The easiest way to discover if a privacy-enhancing VPN is effective is to check which IP address your website is from. First, disconnect the VPN connection, go to Google and enter “what is my IP”. You should see the IP address. Then connect to the VPN and repeat the search. The IP address should change significantly. If it changes, you know your traffic is coming through the VPN.
Some more advanced VPN providers offer software that prevents your computer from sending traffic to the Internet without going through the VPN. Usually, this can be achieved by setting the above routing table rules to “persistent”, or at least before disabling the feature. Usually, connecting to a VPN will set the rules and disconnecting from the VPN will clear the rules. If you establish these rules more permanently, the only server your computer can access directly on the internet (not via a VPN) is the VPN server itself.
Is it possible to acquire my personal information in a technical way when using a VPN?
VPNs cannot protect against all the dangers that surround us when we are online. A secure VPN only needs to have your data encrypted and changed to a different IP address given by the VPN service to ensure that your ISP, a government agency or other third party is not able to exploit it. Unfortunately, many web threats still exist without being managed by VPN services.

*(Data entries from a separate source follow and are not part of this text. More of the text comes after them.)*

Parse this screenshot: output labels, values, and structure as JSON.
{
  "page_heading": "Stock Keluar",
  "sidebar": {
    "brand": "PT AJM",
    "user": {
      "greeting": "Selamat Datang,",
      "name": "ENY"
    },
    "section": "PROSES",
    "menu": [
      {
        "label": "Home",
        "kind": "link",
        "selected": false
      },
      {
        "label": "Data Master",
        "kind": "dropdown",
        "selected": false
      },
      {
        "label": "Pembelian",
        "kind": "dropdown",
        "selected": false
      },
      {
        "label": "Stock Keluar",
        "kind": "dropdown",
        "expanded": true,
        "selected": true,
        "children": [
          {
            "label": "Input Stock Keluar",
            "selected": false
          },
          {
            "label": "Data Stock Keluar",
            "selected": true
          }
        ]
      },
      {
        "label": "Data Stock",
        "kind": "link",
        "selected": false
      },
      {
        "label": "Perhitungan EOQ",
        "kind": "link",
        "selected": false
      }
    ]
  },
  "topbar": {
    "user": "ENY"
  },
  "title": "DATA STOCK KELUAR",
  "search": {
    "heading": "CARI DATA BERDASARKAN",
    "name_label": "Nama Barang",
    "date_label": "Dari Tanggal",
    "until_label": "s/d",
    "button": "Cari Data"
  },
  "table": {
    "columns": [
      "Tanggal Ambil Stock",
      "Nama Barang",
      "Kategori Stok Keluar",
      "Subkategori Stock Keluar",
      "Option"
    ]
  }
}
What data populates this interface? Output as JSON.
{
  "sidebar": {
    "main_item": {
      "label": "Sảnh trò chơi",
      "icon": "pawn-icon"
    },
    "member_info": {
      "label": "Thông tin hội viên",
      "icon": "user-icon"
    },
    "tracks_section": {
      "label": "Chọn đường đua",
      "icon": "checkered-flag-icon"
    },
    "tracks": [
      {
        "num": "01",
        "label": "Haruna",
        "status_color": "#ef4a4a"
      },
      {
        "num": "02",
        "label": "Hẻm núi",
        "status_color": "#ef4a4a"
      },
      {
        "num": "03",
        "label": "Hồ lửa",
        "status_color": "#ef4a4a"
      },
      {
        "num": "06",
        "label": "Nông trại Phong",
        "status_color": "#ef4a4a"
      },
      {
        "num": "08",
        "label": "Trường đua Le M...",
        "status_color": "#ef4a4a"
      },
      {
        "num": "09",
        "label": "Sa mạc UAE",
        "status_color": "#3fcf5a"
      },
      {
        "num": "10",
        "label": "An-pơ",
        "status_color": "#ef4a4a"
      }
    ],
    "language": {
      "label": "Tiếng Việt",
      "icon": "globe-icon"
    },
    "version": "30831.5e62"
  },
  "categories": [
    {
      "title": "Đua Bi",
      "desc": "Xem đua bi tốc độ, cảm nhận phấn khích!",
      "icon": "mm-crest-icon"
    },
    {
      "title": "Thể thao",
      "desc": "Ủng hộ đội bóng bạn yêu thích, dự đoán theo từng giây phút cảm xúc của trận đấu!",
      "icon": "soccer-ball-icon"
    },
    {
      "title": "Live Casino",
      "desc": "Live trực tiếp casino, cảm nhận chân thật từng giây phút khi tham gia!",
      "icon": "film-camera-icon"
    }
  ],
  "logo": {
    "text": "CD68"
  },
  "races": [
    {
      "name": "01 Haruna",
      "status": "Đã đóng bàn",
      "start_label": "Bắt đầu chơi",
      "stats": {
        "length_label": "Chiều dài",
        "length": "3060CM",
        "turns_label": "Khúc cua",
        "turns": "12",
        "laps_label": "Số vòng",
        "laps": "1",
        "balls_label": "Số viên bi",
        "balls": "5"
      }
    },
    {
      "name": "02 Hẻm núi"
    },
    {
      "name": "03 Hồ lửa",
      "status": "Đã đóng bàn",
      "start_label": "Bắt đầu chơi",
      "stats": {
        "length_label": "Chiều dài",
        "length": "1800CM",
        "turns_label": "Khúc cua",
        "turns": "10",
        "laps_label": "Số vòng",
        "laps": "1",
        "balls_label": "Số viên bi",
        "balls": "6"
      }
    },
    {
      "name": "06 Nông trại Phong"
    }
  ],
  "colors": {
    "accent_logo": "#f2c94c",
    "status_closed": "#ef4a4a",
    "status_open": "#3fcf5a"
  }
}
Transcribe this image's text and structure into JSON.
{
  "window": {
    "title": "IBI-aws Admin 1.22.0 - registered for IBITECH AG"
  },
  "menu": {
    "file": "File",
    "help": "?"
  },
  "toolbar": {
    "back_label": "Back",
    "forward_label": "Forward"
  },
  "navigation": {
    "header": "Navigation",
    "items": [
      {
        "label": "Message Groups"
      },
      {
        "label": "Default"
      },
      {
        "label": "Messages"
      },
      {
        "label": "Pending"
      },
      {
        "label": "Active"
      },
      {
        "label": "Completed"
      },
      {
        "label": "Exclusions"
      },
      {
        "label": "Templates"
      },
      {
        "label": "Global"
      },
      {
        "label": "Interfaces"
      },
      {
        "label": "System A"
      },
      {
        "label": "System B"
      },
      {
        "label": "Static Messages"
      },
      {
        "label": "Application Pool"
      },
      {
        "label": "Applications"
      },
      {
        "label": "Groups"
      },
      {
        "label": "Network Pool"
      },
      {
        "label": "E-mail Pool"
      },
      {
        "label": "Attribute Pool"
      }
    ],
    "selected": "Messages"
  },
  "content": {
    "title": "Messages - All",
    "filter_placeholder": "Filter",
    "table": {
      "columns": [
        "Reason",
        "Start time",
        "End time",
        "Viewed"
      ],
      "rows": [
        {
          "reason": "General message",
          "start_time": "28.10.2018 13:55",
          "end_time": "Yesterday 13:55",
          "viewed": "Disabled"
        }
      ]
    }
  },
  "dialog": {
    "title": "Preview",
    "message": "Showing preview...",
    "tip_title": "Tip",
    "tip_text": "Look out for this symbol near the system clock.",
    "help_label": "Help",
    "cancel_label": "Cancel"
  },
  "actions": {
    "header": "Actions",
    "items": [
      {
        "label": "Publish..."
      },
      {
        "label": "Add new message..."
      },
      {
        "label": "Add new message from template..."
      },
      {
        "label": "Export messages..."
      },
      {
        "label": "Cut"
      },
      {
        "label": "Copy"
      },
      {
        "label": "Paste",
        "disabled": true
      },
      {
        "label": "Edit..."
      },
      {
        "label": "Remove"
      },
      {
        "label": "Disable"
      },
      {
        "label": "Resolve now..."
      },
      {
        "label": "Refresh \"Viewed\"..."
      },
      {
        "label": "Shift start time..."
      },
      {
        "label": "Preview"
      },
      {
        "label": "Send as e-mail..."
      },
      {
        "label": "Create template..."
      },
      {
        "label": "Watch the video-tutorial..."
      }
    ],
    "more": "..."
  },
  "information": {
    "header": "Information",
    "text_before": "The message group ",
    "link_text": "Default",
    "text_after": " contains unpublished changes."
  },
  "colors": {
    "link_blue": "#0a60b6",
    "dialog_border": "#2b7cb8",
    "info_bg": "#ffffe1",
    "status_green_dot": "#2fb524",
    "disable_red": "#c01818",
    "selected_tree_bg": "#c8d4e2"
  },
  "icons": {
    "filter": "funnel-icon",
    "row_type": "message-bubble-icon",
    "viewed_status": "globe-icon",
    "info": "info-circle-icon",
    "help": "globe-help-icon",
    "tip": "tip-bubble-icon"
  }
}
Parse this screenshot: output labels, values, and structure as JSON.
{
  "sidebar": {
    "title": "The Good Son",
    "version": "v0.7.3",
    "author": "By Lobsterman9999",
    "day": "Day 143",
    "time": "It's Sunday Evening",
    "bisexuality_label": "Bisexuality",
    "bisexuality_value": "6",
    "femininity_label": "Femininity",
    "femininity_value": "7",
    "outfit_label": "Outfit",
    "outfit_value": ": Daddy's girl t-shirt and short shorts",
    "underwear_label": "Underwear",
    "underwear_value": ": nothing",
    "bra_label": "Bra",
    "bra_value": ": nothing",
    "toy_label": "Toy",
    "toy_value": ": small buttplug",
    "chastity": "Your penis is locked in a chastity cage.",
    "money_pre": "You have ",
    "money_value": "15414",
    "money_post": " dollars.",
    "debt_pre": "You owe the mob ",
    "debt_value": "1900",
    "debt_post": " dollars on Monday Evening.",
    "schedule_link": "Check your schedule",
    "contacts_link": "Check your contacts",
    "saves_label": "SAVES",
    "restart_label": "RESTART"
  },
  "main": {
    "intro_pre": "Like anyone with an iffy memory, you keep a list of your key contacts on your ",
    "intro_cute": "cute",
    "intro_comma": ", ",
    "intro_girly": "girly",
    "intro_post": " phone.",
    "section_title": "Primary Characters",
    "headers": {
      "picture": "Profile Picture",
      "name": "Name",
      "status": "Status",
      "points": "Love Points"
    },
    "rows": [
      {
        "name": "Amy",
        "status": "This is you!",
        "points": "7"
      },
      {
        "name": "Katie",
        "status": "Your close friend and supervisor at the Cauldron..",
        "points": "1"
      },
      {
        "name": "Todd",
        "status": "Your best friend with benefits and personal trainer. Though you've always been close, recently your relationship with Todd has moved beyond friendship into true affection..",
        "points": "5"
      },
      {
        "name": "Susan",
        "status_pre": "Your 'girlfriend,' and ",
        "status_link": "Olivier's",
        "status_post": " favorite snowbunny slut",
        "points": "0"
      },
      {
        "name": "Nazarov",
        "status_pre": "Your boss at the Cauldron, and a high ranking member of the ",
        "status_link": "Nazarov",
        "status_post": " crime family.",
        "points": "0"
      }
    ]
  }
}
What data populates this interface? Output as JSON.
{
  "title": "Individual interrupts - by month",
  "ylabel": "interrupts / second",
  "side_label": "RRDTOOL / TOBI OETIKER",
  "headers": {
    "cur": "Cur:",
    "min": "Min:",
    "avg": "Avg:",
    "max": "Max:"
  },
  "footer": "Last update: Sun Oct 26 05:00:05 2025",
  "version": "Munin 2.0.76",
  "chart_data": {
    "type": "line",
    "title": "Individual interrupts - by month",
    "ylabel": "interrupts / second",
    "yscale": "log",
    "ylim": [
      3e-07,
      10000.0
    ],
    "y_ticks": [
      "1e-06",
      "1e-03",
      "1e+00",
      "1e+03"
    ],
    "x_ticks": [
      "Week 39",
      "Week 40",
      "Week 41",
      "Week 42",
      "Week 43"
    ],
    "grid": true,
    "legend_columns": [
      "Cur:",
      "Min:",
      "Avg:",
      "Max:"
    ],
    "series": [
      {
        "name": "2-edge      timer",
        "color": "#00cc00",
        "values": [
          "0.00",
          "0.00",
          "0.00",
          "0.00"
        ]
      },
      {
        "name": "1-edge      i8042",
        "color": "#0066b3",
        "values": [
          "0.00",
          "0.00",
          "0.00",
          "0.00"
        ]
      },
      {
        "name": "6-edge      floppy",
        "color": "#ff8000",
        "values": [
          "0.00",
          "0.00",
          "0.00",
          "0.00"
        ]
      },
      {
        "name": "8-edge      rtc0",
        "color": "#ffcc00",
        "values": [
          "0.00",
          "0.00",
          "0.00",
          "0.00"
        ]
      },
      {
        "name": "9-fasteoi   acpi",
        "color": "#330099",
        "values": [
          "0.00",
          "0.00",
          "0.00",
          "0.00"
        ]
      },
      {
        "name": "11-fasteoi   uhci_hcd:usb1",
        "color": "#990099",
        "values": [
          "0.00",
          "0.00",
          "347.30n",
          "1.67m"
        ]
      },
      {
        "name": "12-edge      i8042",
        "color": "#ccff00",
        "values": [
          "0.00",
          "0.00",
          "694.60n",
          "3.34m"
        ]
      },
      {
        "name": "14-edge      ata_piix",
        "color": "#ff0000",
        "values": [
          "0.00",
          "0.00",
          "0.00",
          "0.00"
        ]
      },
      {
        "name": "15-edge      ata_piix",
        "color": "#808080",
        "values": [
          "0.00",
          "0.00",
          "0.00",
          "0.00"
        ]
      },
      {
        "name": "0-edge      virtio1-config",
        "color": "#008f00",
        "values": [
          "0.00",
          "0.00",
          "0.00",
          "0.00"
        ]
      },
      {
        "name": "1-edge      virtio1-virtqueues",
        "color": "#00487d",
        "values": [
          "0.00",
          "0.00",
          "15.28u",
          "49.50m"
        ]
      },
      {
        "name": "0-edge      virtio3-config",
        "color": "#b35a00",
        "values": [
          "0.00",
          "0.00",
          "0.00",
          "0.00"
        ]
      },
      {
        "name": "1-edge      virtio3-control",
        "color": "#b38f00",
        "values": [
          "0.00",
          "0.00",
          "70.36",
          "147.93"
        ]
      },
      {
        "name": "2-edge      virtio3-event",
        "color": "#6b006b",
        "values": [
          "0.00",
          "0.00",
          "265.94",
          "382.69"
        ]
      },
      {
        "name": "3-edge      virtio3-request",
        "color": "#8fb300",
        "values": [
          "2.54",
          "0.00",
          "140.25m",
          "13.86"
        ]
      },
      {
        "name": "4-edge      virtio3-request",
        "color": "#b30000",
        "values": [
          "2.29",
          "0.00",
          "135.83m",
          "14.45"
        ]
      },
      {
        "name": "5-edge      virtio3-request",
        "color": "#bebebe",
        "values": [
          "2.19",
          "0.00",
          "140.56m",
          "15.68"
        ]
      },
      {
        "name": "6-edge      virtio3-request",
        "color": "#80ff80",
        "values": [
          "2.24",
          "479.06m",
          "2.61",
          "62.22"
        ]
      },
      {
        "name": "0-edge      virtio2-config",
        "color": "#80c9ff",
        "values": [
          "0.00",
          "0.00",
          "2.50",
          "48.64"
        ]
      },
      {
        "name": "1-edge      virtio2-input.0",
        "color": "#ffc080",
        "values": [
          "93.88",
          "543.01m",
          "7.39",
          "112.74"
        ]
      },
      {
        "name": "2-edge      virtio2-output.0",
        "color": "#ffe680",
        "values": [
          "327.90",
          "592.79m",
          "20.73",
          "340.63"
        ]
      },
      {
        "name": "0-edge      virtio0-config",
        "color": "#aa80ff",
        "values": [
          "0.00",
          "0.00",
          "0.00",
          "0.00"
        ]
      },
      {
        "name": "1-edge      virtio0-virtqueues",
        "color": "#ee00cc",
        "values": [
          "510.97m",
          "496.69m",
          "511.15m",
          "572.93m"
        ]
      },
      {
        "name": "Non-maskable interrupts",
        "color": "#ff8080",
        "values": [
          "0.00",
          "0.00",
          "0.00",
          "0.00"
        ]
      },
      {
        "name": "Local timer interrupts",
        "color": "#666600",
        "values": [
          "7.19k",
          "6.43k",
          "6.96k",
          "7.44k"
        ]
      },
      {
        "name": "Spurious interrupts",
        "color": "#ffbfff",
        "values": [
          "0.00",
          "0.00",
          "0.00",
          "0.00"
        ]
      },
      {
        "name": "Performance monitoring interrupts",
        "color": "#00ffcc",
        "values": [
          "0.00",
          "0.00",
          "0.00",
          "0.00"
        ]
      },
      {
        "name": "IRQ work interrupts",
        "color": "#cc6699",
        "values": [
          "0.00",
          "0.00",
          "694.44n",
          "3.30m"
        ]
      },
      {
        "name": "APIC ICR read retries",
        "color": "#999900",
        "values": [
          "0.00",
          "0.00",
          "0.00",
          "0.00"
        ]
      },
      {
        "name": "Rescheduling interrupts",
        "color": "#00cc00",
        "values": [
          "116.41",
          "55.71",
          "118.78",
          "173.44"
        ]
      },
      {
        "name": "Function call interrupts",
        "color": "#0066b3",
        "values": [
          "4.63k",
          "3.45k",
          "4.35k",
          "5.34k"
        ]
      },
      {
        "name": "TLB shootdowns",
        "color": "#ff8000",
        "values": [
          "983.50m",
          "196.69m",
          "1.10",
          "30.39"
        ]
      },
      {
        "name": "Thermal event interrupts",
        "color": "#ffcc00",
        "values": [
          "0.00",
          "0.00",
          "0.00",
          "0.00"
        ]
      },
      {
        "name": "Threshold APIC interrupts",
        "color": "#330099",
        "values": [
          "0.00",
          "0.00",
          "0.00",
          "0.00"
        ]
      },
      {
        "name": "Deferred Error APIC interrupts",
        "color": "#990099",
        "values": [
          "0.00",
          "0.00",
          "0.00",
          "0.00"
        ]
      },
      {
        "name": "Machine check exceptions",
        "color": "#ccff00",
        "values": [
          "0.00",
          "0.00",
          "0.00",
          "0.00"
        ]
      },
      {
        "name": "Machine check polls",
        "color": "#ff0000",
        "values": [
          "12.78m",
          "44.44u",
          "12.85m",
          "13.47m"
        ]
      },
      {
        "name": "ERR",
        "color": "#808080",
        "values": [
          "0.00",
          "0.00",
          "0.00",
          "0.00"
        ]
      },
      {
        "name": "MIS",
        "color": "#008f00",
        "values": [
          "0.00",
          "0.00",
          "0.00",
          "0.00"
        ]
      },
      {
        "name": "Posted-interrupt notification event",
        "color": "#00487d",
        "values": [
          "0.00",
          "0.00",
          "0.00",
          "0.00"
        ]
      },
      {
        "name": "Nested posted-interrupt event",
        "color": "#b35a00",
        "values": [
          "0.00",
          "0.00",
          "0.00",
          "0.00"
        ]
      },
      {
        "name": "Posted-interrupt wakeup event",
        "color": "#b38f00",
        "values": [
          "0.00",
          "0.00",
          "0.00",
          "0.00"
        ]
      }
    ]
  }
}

- Trojans can make your computer completely vulnerable, allowing third parties to steal your private information.
- Viruses and malware can be downloaded to your computer and are difficult to detect, so you may not even be aware of them. If this happens, your information will be stolen using malware.
- Spyware and keyloggers can read and delete your files and access your programs and personal information.
- Untrusted, free and unreliable VPN services also threaten your online security.
First, unethical VPN providers may gather and store information about your network browsing behaviour when you access this server. Use a VPN service that offers a zero-registration strategy.
Second, the VPN may be registered and hosted in a country that requires you to retain information about your Internet activity under the laws of that country. In this case, it is irrelevant whether or not the VPN applies a zero registration strategy.
Thirdly, if you use a free VPN, it will only modify your IP address and cannot protect your data.
So keep in mind that a VPN is just a layer of security for you, not designed to defend against all possible web threats. You want to add anti-virus, firewall, etc. To protect it.
Is it safe to use a free VPN?
It requires a great deal of money to build and maintain VPN services. You need to purchase a server. If VPN owners can’t make money from a paid membership, they will make money elsewhere. Free VPNs don’t wish to pay a couple of dollars a month for a secure VPN, but there are many other ways to take advantage of customers using free VPNs.
The basic concept of a VPN is to offer users safety and anonymity, because a free VPN won’t provide it when it’s not online. So, if you are not concerned about security, why use a VPN at all?
Many people may like to use a VPN to get around geographical restrictions, while others may not care about their data. Free VPNs let you easily reach certain restricted sites, but streaming platforms such as Netflix (people often use VPNs to bypass the geo-restrictions of streaming platforms. Free VPNs usually don’t support a lot of platforms,, because it’s true. it’s hard to do, you have to keep buying new servers.
In addition, free VPNs limit your VPN activity. That’s why it’s best to use the paid ones first. Some good VPNs cost no more than a few extra dollars a month. When you can spend a few dollars, why take risks on the Internet, you will be safe online and have access to the open Internet.